• **WHAT YOU NEED TO DO**: The task calls for every line of the data to be retyped exactly.
————————
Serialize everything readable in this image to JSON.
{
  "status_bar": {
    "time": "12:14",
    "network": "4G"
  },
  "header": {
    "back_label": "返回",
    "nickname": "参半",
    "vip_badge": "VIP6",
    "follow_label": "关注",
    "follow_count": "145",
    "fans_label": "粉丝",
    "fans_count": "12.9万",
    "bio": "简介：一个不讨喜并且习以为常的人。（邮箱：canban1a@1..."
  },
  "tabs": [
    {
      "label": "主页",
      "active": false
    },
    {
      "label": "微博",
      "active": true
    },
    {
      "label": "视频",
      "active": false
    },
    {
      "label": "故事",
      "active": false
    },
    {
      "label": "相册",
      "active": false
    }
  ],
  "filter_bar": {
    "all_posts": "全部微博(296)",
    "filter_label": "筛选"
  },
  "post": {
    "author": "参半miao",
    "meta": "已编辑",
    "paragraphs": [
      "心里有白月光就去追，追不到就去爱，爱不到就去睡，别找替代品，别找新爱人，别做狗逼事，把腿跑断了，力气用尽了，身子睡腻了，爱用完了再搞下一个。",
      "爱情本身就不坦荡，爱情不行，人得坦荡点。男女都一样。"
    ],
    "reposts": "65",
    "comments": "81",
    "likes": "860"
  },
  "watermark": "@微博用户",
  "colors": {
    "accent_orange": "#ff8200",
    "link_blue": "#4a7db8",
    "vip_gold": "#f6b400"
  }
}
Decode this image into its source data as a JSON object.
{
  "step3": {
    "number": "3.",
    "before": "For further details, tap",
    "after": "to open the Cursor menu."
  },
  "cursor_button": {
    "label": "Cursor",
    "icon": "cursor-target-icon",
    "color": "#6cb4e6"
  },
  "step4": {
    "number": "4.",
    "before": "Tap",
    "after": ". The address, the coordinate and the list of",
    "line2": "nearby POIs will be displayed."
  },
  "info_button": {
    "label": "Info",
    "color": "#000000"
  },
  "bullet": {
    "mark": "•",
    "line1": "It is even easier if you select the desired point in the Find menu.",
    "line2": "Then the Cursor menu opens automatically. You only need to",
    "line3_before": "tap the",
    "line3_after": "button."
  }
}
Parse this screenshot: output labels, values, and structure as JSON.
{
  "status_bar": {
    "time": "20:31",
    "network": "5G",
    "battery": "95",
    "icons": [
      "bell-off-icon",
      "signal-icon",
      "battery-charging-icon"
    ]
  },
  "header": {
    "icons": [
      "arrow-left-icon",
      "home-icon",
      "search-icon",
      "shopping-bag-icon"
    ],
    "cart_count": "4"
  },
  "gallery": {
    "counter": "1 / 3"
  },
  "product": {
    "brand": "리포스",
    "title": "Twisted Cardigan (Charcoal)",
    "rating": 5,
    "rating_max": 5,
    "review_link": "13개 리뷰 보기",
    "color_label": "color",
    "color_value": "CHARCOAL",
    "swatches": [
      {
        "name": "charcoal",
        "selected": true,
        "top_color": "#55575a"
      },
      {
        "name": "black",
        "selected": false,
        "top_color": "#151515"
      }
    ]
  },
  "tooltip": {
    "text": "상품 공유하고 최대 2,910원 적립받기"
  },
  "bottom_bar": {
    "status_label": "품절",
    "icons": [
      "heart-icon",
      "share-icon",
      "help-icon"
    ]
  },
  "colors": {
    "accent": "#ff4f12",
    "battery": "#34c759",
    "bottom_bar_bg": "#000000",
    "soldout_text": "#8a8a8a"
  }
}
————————
• **RESPONSE TO THE EXERCISE**:
Serialize everything readable in this image to JSON.
{
  "status_bar": {
    "time": "12:14",
    "network": "4G"
  },
  "header": {
    "back_label": "返回",
    "nickname": "参半",
    "vip_badge": "VIP6",
    "follow_label": "关注",
    "follow_count": "145",
    "fans_label": "粉丝",
    "fans_count": "12.9万",
    "bio": "简介：一个不讨喜并且习以为常的人。（邮箱：canban1a@1..."
  },
  "tabs": [
    {
      "label": "主页",
      "active": false
    },
    {
      "label": "微博",
      "active": true
    },
    {
      "label": "视频",
      "active": false
    },
    {
      "label": "故事",
      "active": false
    },
    {
      "label": "相册",
      "active": false
    }
  ],
  "filter_bar": {
    "all_posts": "全部微博(296)",
    "filter_label": "筛选"
  },
  "post": {
    "author": "参半miao",
    "meta": "已编辑",
    "paragraphs": [
      "心里有白月光就去追，追不到就去爱，爱不到就去睡，别找替代品，别找新爱人，别做狗逼事，把腿跑断了，力气用尽了，身子睡腻了，爱用完了再搞下一个。",
      "爱情本身就不坦荡，爱情不行，人得坦荡点。男女都一样。"
    ],
    "reposts": "65",
    "comments": "81",
    "likes": "860"
  },
  "watermark": "@微博用户",
  "colors": {
    "accent_orange": "#ff8200",
    "link_blue": "#4a7db8",
    "vip_gold": "#f6b400"
  }
}
Decode this image into its source data as a JSON object.
{
  "step3": {
    "number": "3.",
    "before": "For further details, tap",
    "after": "to open the Cursor menu."
  },
  "cursor_button": {
    "label": "Cursor",
    "icon": "cursor-target-icon",
    "color": "#6cb4e6"
  },
  "step4": {
    "number": "4.",
    "before": "Tap",
    "after": ". The address, the coordinate and the list of",
    "line2": "nearby POIs will be displayed."
  },
  "info_button": {
    "label": "Info",
    "color": "#000000"
  },
  "bullet": {
    "mark": "•",
    "line1": "It is even easier if you select the desired point in the Find menu.",
    "line2": "Then the Cursor menu opens automatically. You only need to",
    "line3_before": "tap the",
    "line3_after": "button."
  }
}
Parse this screenshot: output labels, values, and structure as JSON.
{
  "status_bar": {
    "time": "20:31",
    "network": "5G",
    "battery": "95",
    "icons": [
      "bell-off-icon",
      "signal-icon",
      "battery-charging-icon"
    ]
  },
  "header": {
    "icons": [
      "arrow-left-icon",
      "home-icon",
      "search-icon",
      "shopping-bag-icon"
    ],
    "cart_count": "4"
  },
  "gallery": {
    "counter": "1 / 3"
  },
  "product": {
    "brand": "리포스",
    "title": "Twisted Cardigan (Charcoal)",
    "rating": 5,
    "rating_max": 5,
    "review_link": "13개 리뷰 보기",
    "color_label": "color",
    "color_value": "CHARCOAL",
    "swatches": [
      {
        "name": "charcoal",
        "selected": true,
        "top_color": "#55575a"
      },
      {
        "name": "black",
        "selected": false,
        "top_color": "#151515"
      }
    ]
  },
  "tooltip": {
    "text": "상품 공유하고 최대 2,910원 적립받기"
  },
  "bottom_bar": {
    "status_label": "품절",
    "icons": [
      "heart-icon",
      "share-icon",
      "help-icon"
    ]
  },
  "colors": {
    "accent": "#ff4f12",
    "battery": "#34c759",
    "bottom_bar_bg": "#000000",
    "soldout_text": "#8a8a8a"
  }
}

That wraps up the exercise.